  1. Warm-up: Look closely at the comic “If You Want To Say Thank You, Don’t Say Sorry” by Yao Xiao. What do you notice in this comic? What words, phrases or repetitions stand out to you? Why?  

  2. Before Reading the Poem (think-pair-share): Join with a partner and discuss what it might mean to disclose something. Share your answers with the class. 

  3. Reading the Poem: Read the poem “Disclosure” by Camisha L. Jones silently. What do you notice about the poem? Annotate for any words or phrases that stand out to you or any questions you might have.

  4. Listening to the Poem (enlist two volunteers to read the poem aloud): Listen as the poem is read aloud twice, and write down any additional words and phrases that stand out to you. Or, you might opt to listen to the audio of the poet reading the poem. 

  5. Small-group Discussion: Share what you noticed in the poem with a small group of students. Based on the details you just shared with your small group, how does the comic you viewed at the beginning of class relate to the poem? What might the significance of the poem’s title be? 

  6. Whole-class Discussion: How does the poem change at the end? What do you make of the last lines: “I  am / here”? Why might the poem end without punctuation? Read the “About This Poem” section. After reading this, what new insights do you have or what else can you say about this poem? 

  7. Extension for Grades 7-8: Read more poems by poets who identify as Deaf or hard of hearing. With a partner, choose a poet to read. Prepare to give a class presentation in which you’ll share a poem by your selected poet and share a brief biography of this poet. 

  8. Extension for Grades 9-12: Research how your own community offers support to the local Deaf or hard of hearing community. What might your community do to enhance accessibility? Write an op-ed to your local newspaper to address this.

More Context for Teachers

In her About This Poem, Camisha L. Jones writes, “A person bumps into me on the street and I instinctively reply, ‘I’m sorry.’ Seconds later, I regret it. I notice the same compulsion towards apology as I navigate the world as a hard of hearing person. What does it mean to feel compelled in this way, to ask forgiveness over and over for interrupting other people’s comfort? Through this poem, I am grappling with what’s happening beneath the surface of those exchanges, the cost of all those apologies, and, ultimately, the unnamed cultural demands of the hearing world.”

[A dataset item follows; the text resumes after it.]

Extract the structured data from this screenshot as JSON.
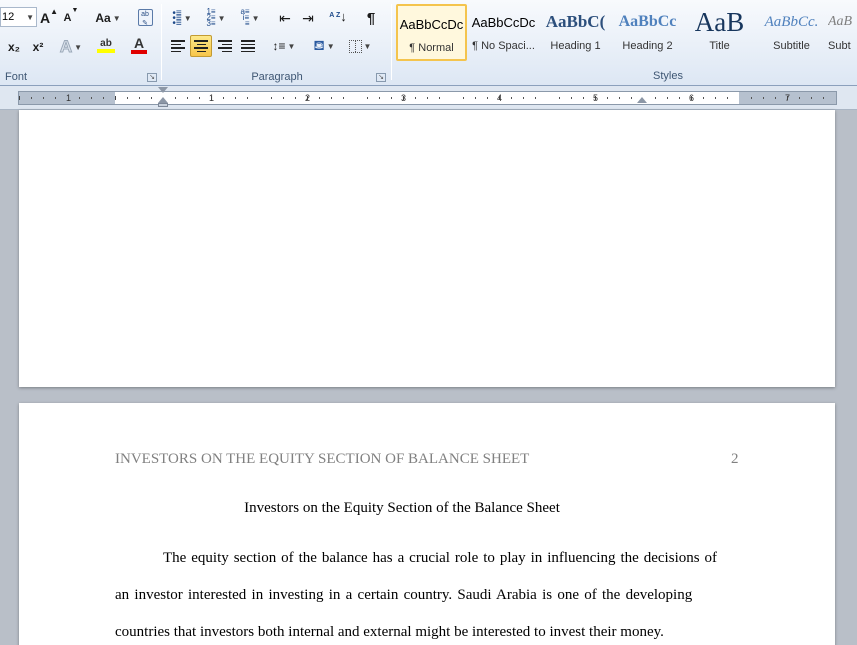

Poetry Glossary

This week’s poetic term is repetition, referring to the poetic technique of repeating the same word or phrase multiple times within a poem or work. Browse the glossary.